[INPUT FOR THIS TASK]
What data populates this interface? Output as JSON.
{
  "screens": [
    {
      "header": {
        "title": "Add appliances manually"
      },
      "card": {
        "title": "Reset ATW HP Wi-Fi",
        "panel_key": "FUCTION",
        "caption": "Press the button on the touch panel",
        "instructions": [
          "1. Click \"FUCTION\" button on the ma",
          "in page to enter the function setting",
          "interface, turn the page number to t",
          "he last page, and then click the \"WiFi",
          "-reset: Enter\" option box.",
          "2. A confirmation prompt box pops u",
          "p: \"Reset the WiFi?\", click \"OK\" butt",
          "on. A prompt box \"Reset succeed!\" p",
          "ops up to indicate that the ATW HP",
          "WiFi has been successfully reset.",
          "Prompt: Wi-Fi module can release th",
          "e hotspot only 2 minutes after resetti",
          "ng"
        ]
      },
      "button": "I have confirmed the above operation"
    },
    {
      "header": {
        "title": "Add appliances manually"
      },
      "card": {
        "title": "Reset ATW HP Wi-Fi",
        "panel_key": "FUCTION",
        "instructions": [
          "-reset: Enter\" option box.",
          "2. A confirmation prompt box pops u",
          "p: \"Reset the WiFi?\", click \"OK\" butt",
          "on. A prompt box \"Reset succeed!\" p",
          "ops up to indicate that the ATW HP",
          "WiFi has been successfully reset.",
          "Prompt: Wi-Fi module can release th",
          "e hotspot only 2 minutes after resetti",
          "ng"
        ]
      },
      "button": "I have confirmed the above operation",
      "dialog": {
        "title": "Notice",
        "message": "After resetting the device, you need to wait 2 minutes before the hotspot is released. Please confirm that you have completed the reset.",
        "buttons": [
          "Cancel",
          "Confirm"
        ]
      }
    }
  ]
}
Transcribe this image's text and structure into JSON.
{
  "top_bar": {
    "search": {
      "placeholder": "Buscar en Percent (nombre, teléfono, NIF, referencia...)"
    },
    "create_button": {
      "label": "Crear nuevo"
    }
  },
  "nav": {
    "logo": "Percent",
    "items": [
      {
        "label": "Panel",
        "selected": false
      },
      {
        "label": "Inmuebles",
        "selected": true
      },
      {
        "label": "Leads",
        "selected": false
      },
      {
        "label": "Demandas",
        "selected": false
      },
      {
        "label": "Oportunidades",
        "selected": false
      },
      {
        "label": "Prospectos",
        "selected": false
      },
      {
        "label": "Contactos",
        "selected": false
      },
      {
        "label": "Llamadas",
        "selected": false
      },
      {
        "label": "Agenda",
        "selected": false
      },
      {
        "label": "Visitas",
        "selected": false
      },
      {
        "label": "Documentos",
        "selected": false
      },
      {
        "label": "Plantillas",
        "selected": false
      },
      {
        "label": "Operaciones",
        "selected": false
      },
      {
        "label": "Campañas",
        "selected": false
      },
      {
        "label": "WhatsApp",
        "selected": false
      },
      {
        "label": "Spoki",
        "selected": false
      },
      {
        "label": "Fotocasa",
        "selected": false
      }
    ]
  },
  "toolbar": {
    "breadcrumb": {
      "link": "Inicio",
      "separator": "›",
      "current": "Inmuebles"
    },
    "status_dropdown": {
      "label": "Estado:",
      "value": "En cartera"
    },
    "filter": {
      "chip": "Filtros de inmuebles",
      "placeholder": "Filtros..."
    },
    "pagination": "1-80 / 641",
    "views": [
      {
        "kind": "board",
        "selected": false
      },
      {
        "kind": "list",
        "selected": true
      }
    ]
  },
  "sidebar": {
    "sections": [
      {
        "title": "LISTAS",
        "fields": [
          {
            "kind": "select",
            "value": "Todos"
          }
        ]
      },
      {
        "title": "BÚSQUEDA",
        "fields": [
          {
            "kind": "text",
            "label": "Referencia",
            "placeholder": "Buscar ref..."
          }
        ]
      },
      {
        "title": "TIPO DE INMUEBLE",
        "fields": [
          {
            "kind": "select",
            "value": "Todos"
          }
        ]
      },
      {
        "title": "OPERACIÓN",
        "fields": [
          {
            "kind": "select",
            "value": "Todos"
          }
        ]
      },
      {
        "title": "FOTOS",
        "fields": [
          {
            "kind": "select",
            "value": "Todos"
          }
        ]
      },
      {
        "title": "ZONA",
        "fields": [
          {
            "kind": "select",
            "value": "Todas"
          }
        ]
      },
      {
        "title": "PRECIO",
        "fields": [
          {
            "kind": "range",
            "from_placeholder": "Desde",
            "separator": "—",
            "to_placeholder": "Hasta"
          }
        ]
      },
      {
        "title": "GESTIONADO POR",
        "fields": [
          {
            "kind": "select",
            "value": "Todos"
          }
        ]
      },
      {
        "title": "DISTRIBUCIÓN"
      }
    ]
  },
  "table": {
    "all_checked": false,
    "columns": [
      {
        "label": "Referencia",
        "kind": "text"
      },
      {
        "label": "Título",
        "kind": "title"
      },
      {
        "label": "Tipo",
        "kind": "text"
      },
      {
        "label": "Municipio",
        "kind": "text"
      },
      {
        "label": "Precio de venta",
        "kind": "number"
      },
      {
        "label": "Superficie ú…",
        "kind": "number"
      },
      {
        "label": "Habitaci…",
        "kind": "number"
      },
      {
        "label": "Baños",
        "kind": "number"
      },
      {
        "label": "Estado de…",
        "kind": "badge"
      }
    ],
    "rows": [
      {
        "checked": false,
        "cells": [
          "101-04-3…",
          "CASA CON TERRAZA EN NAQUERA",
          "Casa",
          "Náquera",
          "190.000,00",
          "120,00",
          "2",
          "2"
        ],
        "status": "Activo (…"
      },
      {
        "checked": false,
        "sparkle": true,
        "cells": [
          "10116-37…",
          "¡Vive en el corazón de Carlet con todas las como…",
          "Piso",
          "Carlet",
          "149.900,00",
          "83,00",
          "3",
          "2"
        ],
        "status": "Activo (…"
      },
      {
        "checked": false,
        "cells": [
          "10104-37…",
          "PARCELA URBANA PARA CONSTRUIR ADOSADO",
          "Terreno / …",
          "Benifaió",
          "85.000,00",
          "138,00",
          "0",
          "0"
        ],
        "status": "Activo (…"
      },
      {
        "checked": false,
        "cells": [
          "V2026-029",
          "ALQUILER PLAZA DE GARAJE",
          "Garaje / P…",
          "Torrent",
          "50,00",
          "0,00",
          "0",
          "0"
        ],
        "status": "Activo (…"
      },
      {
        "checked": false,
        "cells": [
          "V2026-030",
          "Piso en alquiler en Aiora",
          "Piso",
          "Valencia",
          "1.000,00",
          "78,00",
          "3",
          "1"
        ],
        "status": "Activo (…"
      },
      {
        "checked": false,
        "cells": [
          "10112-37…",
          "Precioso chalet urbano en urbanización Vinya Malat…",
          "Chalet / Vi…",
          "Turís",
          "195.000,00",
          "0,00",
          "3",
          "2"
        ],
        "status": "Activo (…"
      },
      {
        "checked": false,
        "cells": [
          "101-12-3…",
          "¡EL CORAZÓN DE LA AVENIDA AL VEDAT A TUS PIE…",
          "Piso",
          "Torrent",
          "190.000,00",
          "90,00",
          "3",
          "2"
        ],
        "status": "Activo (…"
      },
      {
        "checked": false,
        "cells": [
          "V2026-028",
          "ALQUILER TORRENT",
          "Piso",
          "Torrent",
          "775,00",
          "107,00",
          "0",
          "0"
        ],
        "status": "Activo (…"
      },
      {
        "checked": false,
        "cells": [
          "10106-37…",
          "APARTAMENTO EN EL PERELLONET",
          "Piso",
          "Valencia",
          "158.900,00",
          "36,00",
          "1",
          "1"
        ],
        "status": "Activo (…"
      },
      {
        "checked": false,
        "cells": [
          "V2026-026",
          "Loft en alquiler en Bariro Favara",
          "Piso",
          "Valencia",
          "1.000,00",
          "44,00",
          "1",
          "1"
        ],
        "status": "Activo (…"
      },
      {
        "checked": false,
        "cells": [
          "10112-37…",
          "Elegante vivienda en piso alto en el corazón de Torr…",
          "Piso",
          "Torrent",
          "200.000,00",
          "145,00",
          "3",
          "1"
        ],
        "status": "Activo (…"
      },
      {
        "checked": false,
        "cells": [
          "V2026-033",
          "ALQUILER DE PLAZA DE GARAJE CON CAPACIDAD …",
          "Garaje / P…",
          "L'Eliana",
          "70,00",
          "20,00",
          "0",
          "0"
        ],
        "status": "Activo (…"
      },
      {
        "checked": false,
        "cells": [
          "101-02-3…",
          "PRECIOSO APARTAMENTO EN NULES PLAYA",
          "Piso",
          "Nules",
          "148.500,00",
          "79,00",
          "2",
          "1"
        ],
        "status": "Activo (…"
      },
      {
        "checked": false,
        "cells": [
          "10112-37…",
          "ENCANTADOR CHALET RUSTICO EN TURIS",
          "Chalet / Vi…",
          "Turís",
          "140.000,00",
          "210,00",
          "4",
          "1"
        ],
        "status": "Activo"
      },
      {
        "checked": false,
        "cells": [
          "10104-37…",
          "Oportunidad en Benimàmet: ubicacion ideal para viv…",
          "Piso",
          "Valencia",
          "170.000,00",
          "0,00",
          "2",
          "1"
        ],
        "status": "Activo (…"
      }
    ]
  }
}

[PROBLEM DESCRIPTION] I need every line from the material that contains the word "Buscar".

[COMPLETED TASK]
      "placeholder": "Buscar en Percent (nombre, teléfono, NIF, referencia...)"
            "placeholder": "Buscar ref..."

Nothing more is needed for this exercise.